Now just to be clear, this is by far not the worst thing in the world or the worst thing I’ve done. In fact, I’m pretty confident it’s not even a sin.
But it was a bad decision made easier because I got so comfortable with it.
I think that happens to us a lot in life, an often with more serious issues than an abundance of mayo in our diets.
We all sin, and the Bible tells us that we’re never alone in that sin. There’s always someone who has, and likely still does, struggle in the same way as us. At their root, they really are not new sins.
It’s comforting to connect with people with similar struggles to our own. It often provides a sense of acceptance that someone who has never struggled with the sin can’t provide, as well as a sense of comradery in fighting a common enemy.

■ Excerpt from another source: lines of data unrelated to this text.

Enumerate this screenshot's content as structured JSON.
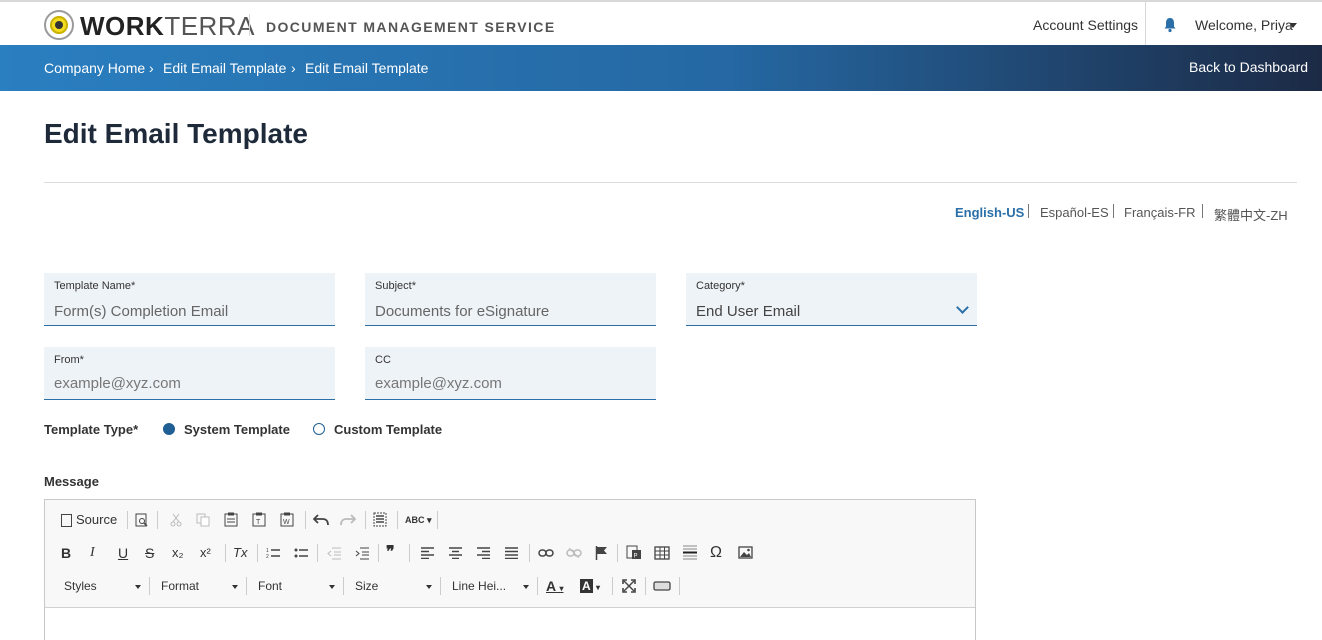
{
  "header": {
    "brand_bold": "WORK",
    "brand_light": "TERRA",
    "service": "DOCUMENT MANAGEMENT SERVICE",
    "account_settings": "Account Settings",
    "welcome": "Welcome, Priya"
  },
  "breadcrumb": {
    "items": [
      "Company Home",
      "Edit Email Template",
      "Edit Email Template"
    ],
    "separator": "›",
    "back": "Back to Dashboard"
  },
  "page": {
    "title": "Edit Email Template"
  },
  "languages": [
    "English-US",
    "Español-ES",
    "Français-FR",
    "繁體中文-ZH"
  ],
  "form": {
    "template_name": {
      "label": "Template Name*",
      "value": "Form(s) Completion Email"
    },
    "subject": {
      "label": "Subject*",
      "value": "Documents for eSignature"
    },
    "category": {
      "label": "Category*",
      "value": "End User Email"
    },
    "from": {
      "label": "From*",
      "placeholder": "example@xyz.com"
    },
    "cc": {
      "label": "CC",
      "placeholder": "example@xyz.com"
    },
    "template_type": {
      "label": "Template Type*",
      "options": [
        "System Template",
        "Custom Template"
      ],
      "selected": "System Template"
    },
    "message_label": "Message"
  },
  "editor": {
    "source": "Source",
    "row1_icons": [
      "preview-icon",
      "cut-icon",
      "copy-icon",
      "paste-icon",
      "paste-text-icon",
      "paste-word-icon",
      "undo-icon",
      "redo-icon",
      "select-all-icon",
      "spellcheck-icon"
    ],
    "bold": "B",
    "italic": "I",
    "underline": "U",
    "strike": "S",
    "subscript": "x₂",
    "superscript": "x²",
    "remove_format": "Tx",
    "quote": "❞",
    "omega": "Ω",
    "spell": "ABC",
    "combos": [
      "Styles",
      "Format",
      "Font",
      "Size",
      "Line Hei..."
    ],
    "font_color": "A",
    "bg_color": "A"
  },
  "colors": {
    "accent": "#2a6fa8",
    "bar_start": "#2a7fc0",
    "bar_end": "#1c2a45",
    "field_bg": "#eef3f8"
  }
}
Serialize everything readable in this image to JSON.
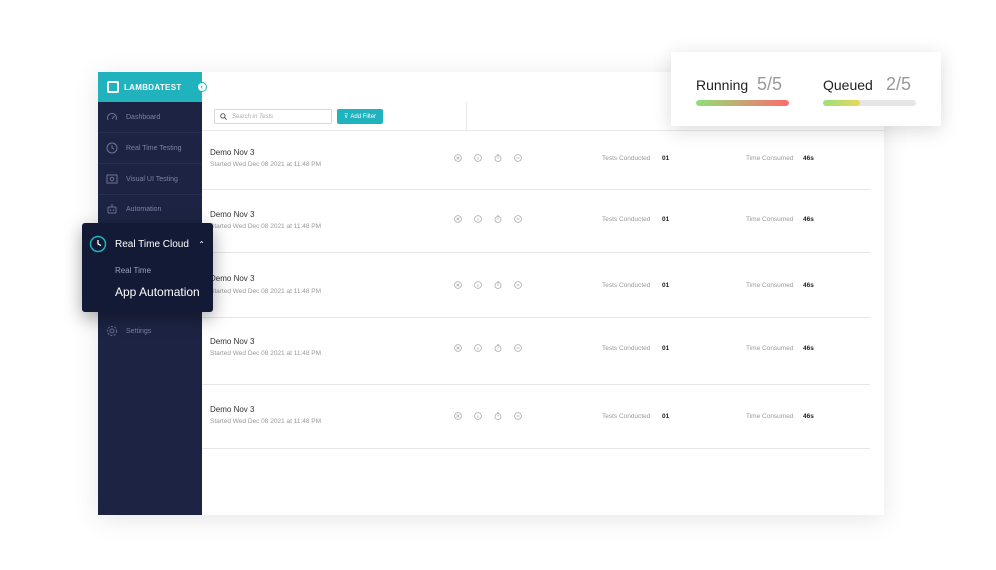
{
  "brand": {
    "name": "LAMBDATEST"
  },
  "sidebar": {
    "items": [
      {
        "label": "Dashboard",
        "icon": "speedometer-icon"
      },
      {
        "label": "Real Time Testing",
        "icon": "clock-icon"
      },
      {
        "label": "Visual UI Testing",
        "icon": "eye-icon"
      },
      {
        "label": "Automation",
        "icon": "robot-icon"
      },
      {
        "label": "Settings",
        "icon": "gear-icon"
      }
    ]
  },
  "popup": {
    "title": "Real Time Cloud",
    "sub_items": [
      "Real Time",
      "App Automation"
    ]
  },
  "toolbar": {
    "search_placeholder": "Search in Tests",
    "filter_label": "Add Filter"
  },
  "tests": [
    {
      "title": "Demo Nov 3",
      "started": "Started Wed Dec 08 2021 at 11:48 PM",
      "tests_label": "Tests Conducted",
      "tests_value": "01",
      "time_label": "Time Consumed",
      "time_value": "46s"
    },
    {
      "title": "Demo Nov 3",
      "started": "Started Wed Dec 08 2021 at 11:48 PM",
      "tests_label": "Tests Conducted",
      "tests_value": "01",
      "time_label": "Time Consumed",
      "time_value": "46s"
    },
    {
      "title": "Demo Nov 3",
      "started": "Started Wed Dec 08 2021 at 11:48 PM",
      "tests_label": "Tests Conducted",
      "tests_value": "01",
      "time_label": "Time Consumed",
      "time_value": "46s"
    },
    {
      "title": "Demo Nov 3",
      "started": "Started Wed Dec 08 2021 at 11:48 PM",
      "tests_label": "Tests Conducted",
      "tests_value": "01",
      "time_label": "Time Consumed",
      "time_value": "46s"
    },
    {
      "title": "Demo Nov 3",
      "started": "Started Wed Dec 08 2021 at 11:48 PM",
      "tests_label": "Tests Conducted",
      "tests_value": "01",
      "time_label": "Time Consumed",
      "time_value": "46s"
    }
  ],
  "status": {
    "running_label": "Running",
    "running_count": "5/5",
    "running_fraction": 1.0,
    "queued_label": "Queued",
    "queued_count": "2/5",
    "queued_fraction": 0.4
  },
  "colors": {
    "accent": "#20b2bd",
    "sidebar_bg": "#1d2443",
    "popup_bg": "#131a36"
  }
}
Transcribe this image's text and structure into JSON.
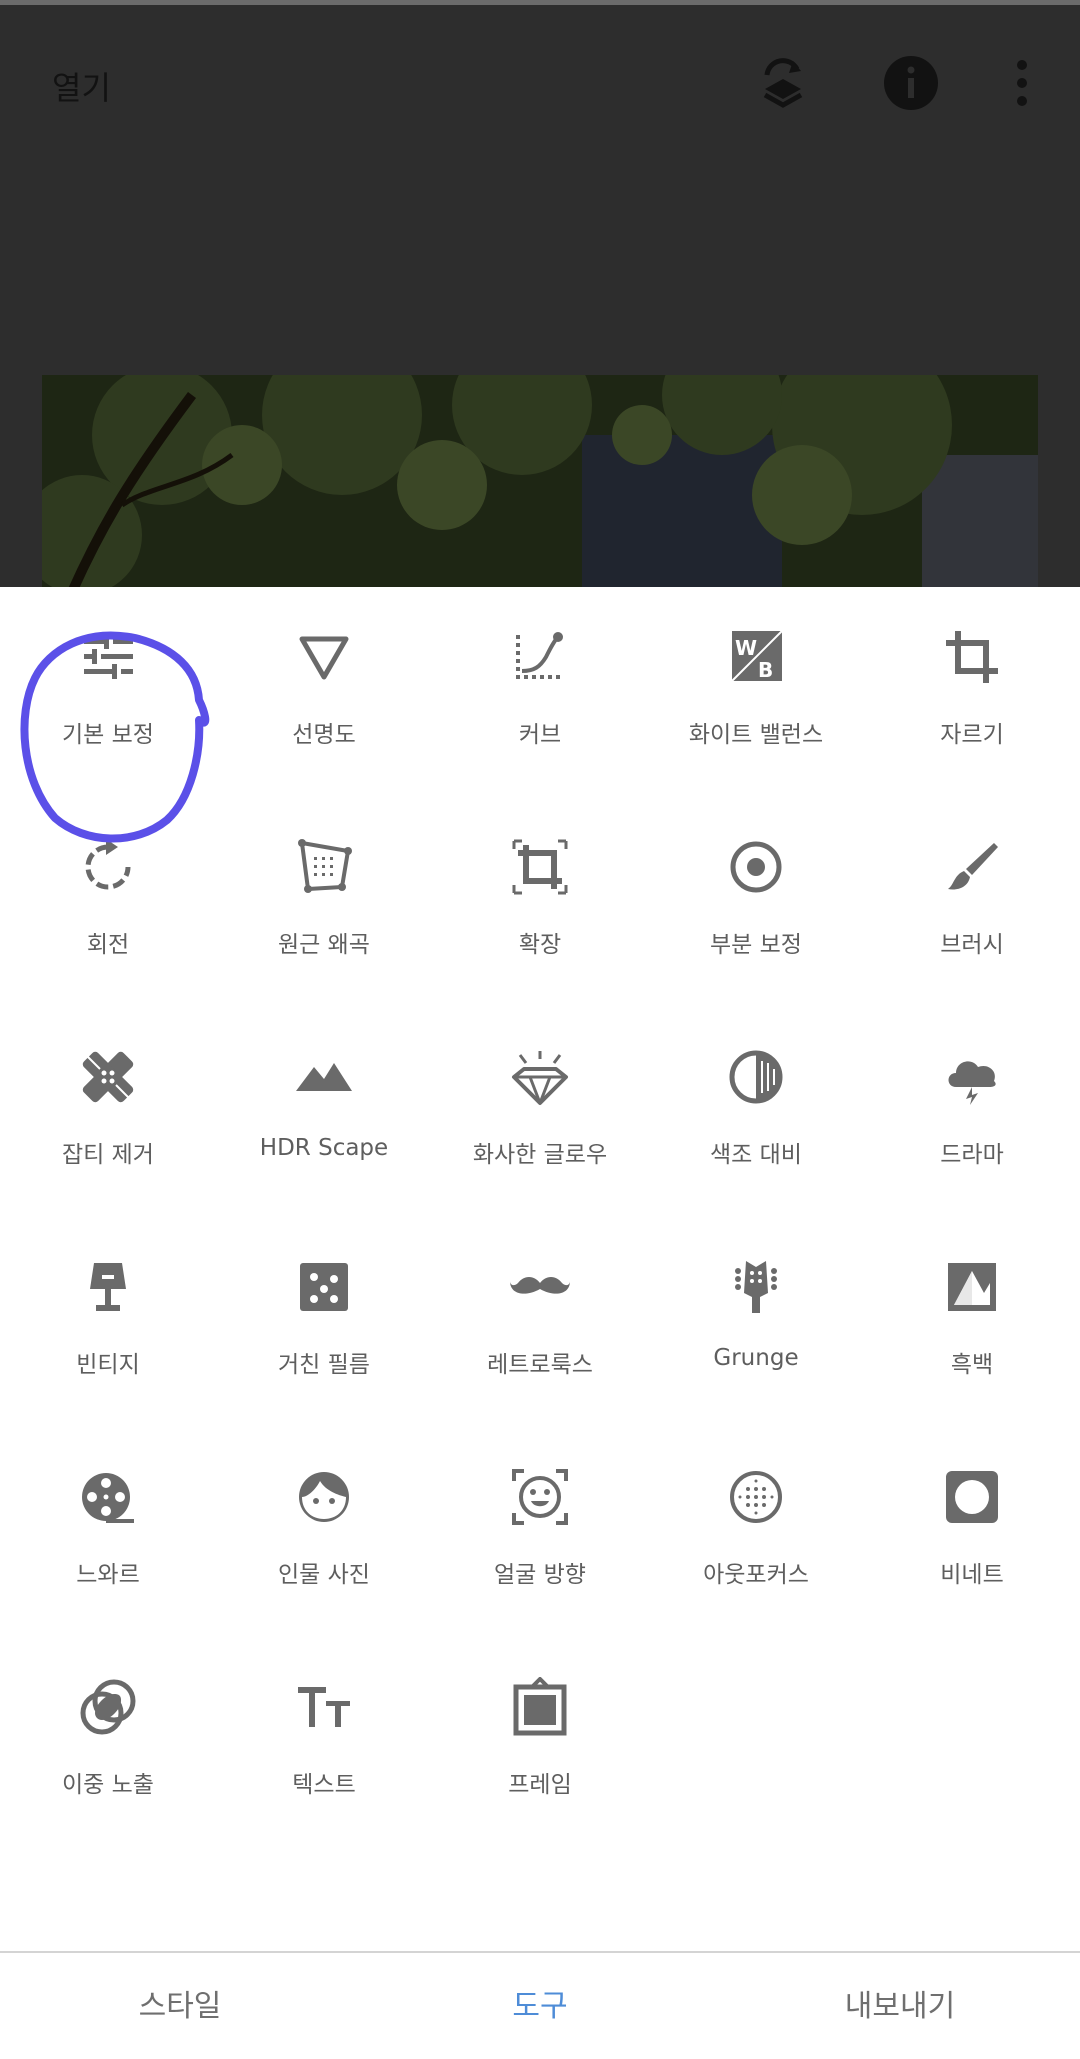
{
  "header": {
    "open_label": "열기"
  },
  "tools": [
    {
      "label": "기본 보정",
      "icon": "tune-sliders-icon"
    },
    {
      "label": "선명도",
      "icon": "details-triangle-icon"
    },
    {
      "label": "커브",
      "icon": "curves-icon"
    },
    {
      "label": "화이트 밸런스",
      "icon": "white-balance-icon"
    },
    {
      "label": "자르기",
      "icon": "crop-icon"
    },
    {
      "label": "회전",
      "icon": "rotate-icon"
    },
    {
      "label": "원근 왜곡",
      "icon": "perspective-icon"
    },
    {
      "label": "확장",
      "icon": "expand-icon"
    },
    {
      "label": "부분 보정",
      "icon": "selective-icon"
    },
    {
      "label": "브러시",
      "icon": "brush-icon"
    },
    {
      "label": "잡티 제거",
      "icon": "healing-bandage-icon"
    },
    {
      "label": "HDR Scape",
      "icon": "mountains-icon"
    },
    {
      "label": "화사한 글로우",
      "icon": "diamond-glow-icon"
    },
    {
      "label": "색조 대비",
      "icon": "tonal-contrast-icon"
    },
    {
      "label": "드라마",
      "icon": "storm-cloud-icon"
    },
    {
      "label": "빈티지",
      "icon": "lamp-icon"
    },
    {
      "label": "거친 필름",
      "icon": "grainy-film-icon"
    },
    {
      "label": "레트로룩스",
      "icon": "mustache-icon"
    },
    {
      "label": "Grunge",
      "icon": "guitar-head-icon"
    },
    {
      "label": "흑백",
      "icon": "black-white-icon"
    },
    {
      "label": "느와르",
      "icon": "film-reel-icon"
    },
    {
      "label": "인물 사진",
      "icon": "face-icon"
    },
    {
      "label": "얼굴 방향",
      "icon": "face-pose-icon"
    },
    {
      "label": "아웃포커스",
      "icon": "lens-blur-icon"
    },
    {
      "label": "비네트",
      "icon": "vignette-icon"
    },
    {
      "label": "이중 노출",
      "icon": "double-exposure-icon"
    },
    {
      "label": "텍스트",
      "icon": "text-icon"
    },
    {
      "label": "프레임",
      "icon": "frame-icon"
    }
  ],
  "nav": {
    "styles": "스타일",
    "tools": "도구",
    "export": "내보내기"
  },
  "colors": {
    "icon": "#6a6a6a",
    "active_tab": "#4e8cd7",
    "highlight": "#5b50e8"
  }
}
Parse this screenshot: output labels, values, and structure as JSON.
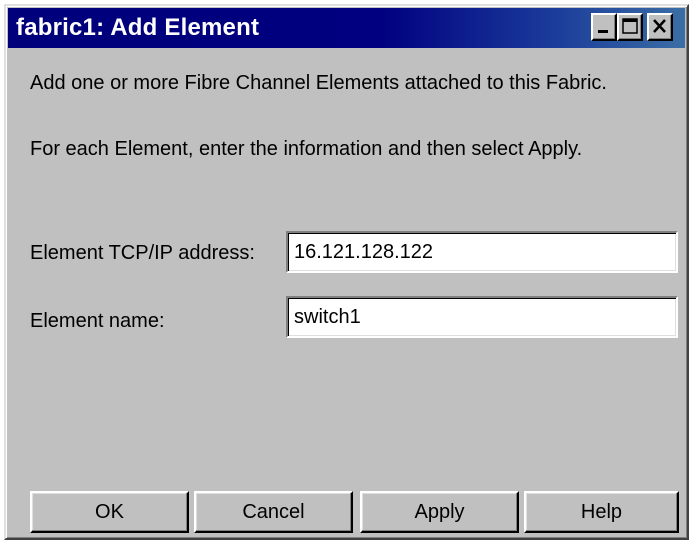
{
  "window": {
    "title": "fabric1: Add Element",
    "titlebar_color": "#000080"
  },
  "titlebar_controls": {
    "minimize_icon": "minimize-icon",
    "maximize_icon": "maximize-icon",
    "close_icon": "close-icon"
  },
  "instructions": {
    "line1": "Add one or more Fibre Channel Elements attached to this Fabric.",
    "line2": "For each Element, enter the information and then select Apply."
  },
  "form": {
    "address_label": "Element TCP/IP address:",
    "address_value": "16.121.128.122",
    "name_label": "Element name:",
    "name_value": "switch1"
  },
  "buttons": {
    "ok": "OK",
    "cancel": "Cancel",
    "apply": "Apply",
    "help": "Help"
  }
}
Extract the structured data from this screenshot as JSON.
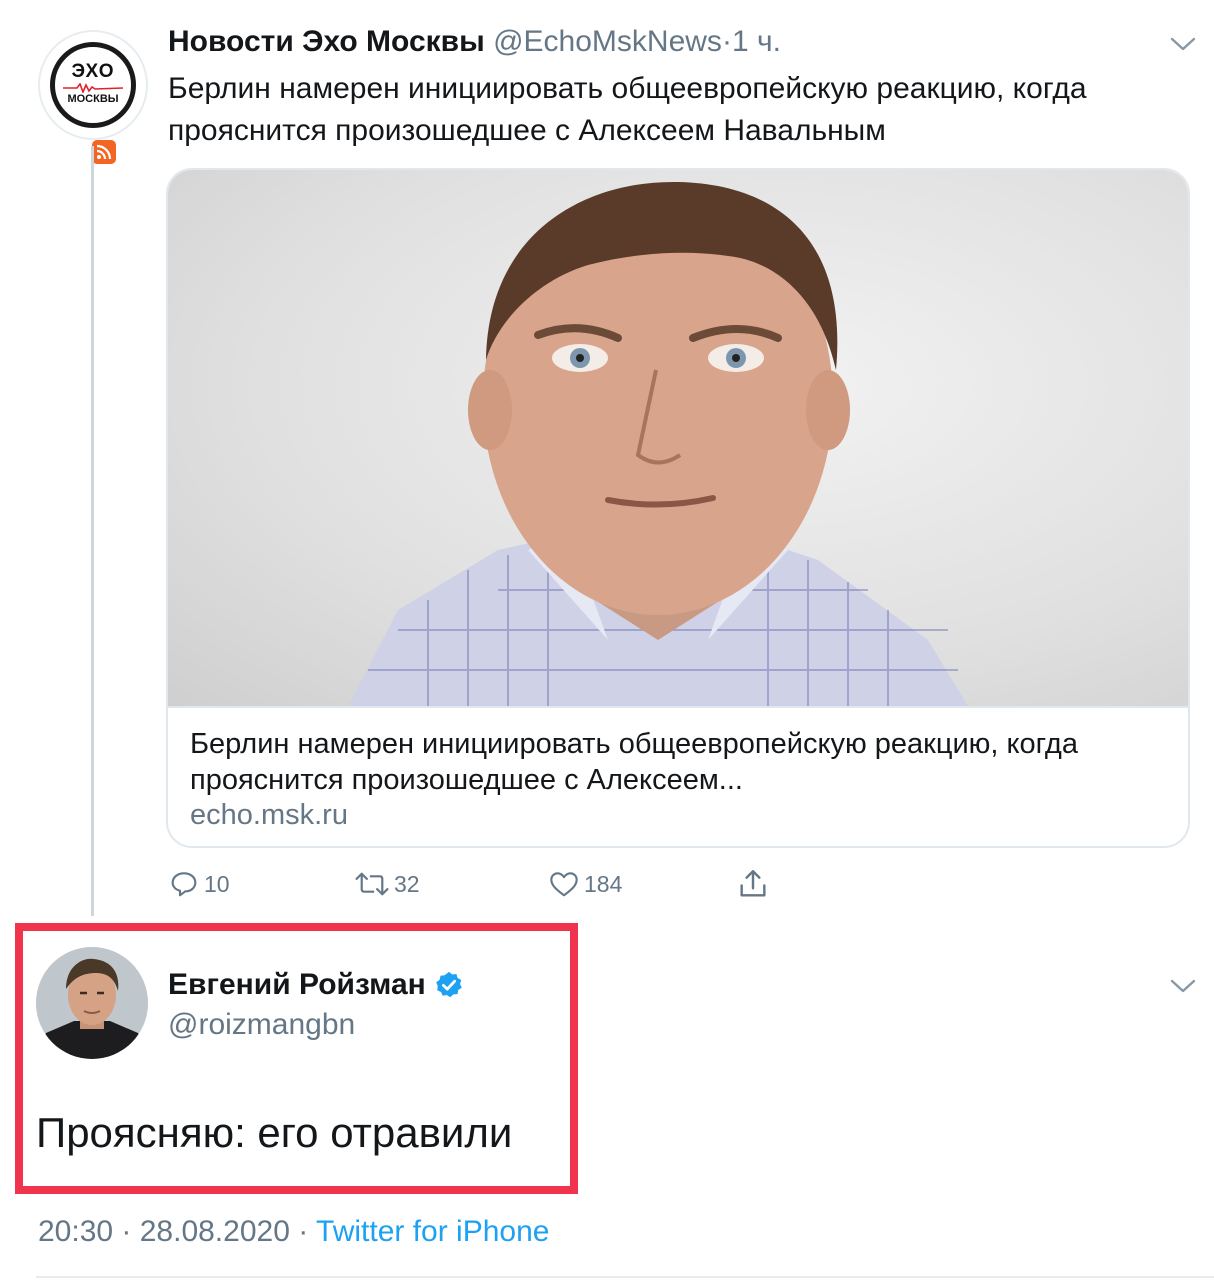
{
  "tweet": {
    "author_name": "Новости Эхо Москвы",
    "author_handle": "@EchoMskNews",
    "separator": "·",
    "time": "1 ч.",
    "text": "Берлин намерен инициировать общеевропейскую реакцию, когда прояснится произошедшее с Алексеем Навальным",
    "avatar_logo_top": "ЭХО",
    "avatar_logo_bottom": "МОСКВЫ",
    "card": {
      "title": "Берлин намерен инициировать общеевропейскую реакцию, когда прояснится произошедшее с Алексеем...",
      "domain": "echo.msk.ru"
    },
    "actions": {
      "replies": "10",
      "retweets": "32",
      "likes": "184"
    },
    "icons": [
      "chevron-down-icon",
      "reply-icon",
      "retweet-icon",
      "like-icon",
      "share-icon",
      "rss-icon"
    ]
  },
  "reply": {
    "author_name": "Евгений Ройзман",
    "author_handle": "@roizmangbn",
    "text": "Проясняю: его отравили",
    "timestamp": "20:30 · 28.08.2020",
    "separator": "·",
    "source": "Twitter for iPhone",
    "icons": [
      "verified-badge-icon",
      "chevron-down-icon"
    ]
  },
  "colors": {
    "text": "#14171a",
    "secondary": "#657786",
    "link": "#1da1f2",
    "highlight": "#f0344d",
    "verified": "#1da1f2"
  }
}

But sometimes it can also be dangerous.
Once we feel accepted with our habits and that overwhelming sense of shame disappears, it’s tempting to ignore the damage the bad habits are causing and get real comfortable with them.
It’s tempting to begin to celebrate the sin as simply a part of who we are.
For me, once it becomes a celebration, once I get that comfortable, it rarely ends well because while being accepted with my bad decisions feels great, it doesn’t prevent the fallout from them. Just ask my fifth-grade sweatpants. They were struggling.
I’m not saying we shouldn’t bond with others over our common struggles in life, we should.
I’m just saying we should be careful to make sure that bond isn’t making us comfortable to the point where acceptance becomes celebration.
As for french fries and mayonnaise, that decision is on you.